I just wanted to throw this in because when deciding on whether we can travel alone or not, many of us look to leaving work as a major factor not to go in some form or another. I say this from experience because two weeks before my departure date, I lost my control over the fact I was going alone and what brought it on was the fact that I was about to hand in my two week notice into my workplace; after 8 years of employment. While I initially thought that actually booking my flight a was huge step, it seemed trivial towards this milestone. Now it was only a retail job. One I only had to help fund my life through University as well as several holidays and travelling trips over the years. Yet, knowing I had to leave the job made me realise that it wasn't such a bad place to work, and that I really do get along so well with the staff, and it's in such close proximity to my home so why did I ever complain about it? I had my panic attack that day. I questioned everything I was doing because not only was I going alone, I was going without any further income; and what if I didn't have enough? What if I didn't get a job over there? What if I hate my job or co-workers? A fleet of questions and worries swirled about me and these worries made me consider pushing back my flight until the end of summer. In my mind set, I kept reasoning with myself that if I push it back, I could save some more money, go to the summer festivals, live it up with mates here. Needless to say, that if it wasn't for my best mate basically slapping some sense into me, I would have pushed that flight back. I was told that "if you push it back once, what's stopping you pushing it back a second time, or even a third?". That's what made me realise that I just had to go for it. Work will always be there; in some shape or form.
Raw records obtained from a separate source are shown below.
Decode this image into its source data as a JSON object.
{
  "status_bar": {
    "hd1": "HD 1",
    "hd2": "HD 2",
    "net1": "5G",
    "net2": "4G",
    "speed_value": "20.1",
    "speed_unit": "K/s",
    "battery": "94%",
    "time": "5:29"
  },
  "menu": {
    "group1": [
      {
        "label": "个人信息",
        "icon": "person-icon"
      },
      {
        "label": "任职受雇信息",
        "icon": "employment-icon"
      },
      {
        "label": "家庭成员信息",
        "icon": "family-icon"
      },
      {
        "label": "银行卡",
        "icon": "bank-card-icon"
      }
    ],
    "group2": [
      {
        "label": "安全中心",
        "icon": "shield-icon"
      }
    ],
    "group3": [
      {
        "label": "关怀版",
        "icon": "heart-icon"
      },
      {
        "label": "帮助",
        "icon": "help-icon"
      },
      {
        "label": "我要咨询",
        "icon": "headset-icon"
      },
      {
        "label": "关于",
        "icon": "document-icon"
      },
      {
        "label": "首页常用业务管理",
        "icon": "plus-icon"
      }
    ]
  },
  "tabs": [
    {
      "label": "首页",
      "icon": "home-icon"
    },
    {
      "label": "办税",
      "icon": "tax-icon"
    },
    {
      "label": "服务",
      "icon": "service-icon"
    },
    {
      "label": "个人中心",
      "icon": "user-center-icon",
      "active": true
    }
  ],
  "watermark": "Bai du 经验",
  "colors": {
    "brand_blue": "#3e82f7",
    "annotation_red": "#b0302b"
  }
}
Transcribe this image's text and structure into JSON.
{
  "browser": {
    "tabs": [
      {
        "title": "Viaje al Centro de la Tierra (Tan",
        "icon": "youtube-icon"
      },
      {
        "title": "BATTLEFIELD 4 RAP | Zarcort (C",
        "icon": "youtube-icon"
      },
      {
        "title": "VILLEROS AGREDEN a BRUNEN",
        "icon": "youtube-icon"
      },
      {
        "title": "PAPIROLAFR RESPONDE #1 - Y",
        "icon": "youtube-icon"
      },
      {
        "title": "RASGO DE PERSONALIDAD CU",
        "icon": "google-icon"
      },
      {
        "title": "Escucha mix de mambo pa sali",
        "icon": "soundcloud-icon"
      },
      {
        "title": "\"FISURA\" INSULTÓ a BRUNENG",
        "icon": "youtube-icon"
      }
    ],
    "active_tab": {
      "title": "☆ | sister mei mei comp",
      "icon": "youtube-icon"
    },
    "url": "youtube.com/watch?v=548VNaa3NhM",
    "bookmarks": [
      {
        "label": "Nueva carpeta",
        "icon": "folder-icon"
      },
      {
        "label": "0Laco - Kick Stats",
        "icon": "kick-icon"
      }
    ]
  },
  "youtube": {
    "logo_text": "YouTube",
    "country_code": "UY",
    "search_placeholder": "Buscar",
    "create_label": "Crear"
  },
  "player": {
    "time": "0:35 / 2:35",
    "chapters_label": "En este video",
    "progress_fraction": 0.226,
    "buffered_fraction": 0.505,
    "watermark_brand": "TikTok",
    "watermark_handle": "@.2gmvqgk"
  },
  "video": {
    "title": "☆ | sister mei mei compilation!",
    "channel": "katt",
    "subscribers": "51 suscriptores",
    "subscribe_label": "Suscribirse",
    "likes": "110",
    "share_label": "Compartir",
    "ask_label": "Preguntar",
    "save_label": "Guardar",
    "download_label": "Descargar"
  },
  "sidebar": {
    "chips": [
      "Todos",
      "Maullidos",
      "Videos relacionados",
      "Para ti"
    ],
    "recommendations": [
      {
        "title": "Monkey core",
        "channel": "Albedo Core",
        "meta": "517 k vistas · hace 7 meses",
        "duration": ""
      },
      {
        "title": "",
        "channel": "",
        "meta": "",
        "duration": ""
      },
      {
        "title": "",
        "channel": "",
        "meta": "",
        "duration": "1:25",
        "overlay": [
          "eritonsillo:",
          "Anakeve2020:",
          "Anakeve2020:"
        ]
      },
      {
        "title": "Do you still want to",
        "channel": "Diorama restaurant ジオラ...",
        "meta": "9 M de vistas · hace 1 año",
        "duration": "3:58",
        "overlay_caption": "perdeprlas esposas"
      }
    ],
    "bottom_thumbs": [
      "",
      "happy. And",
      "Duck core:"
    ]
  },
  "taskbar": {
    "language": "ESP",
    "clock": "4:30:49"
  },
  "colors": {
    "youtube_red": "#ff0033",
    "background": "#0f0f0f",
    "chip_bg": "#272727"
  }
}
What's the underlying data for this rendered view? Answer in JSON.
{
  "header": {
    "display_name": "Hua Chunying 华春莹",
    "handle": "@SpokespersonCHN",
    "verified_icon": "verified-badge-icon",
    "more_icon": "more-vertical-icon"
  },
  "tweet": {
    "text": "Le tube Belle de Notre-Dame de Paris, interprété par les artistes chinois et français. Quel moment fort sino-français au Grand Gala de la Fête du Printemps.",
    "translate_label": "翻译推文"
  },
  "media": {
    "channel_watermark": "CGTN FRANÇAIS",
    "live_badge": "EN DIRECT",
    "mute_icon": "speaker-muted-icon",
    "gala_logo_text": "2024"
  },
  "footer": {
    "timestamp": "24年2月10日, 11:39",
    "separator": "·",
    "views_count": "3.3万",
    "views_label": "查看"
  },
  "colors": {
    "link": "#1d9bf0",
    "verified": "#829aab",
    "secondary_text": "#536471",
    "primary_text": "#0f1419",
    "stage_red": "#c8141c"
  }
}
Additionally, money always has a way of appearing. If we allowed ourselves to think that what we have already saved isn't enough to start travelling, then no one would travel. When is enough enough?? Each one of us can travel as cheaply or as costly as we want to, so don't ever let the fear of leaving your job and a lack of a steady income dissuade you from travelling.
There are always going to be fears and worry's surrounding travel; which seem to be amplified when travelling alone. But remember, we have nothing to fear but fear itself! Don't let any of these reasons stop you, because there will come a point in life where each of us will reflect on what we did, and more so regret what we didn't do, as opposed to what we did do. Happy travels!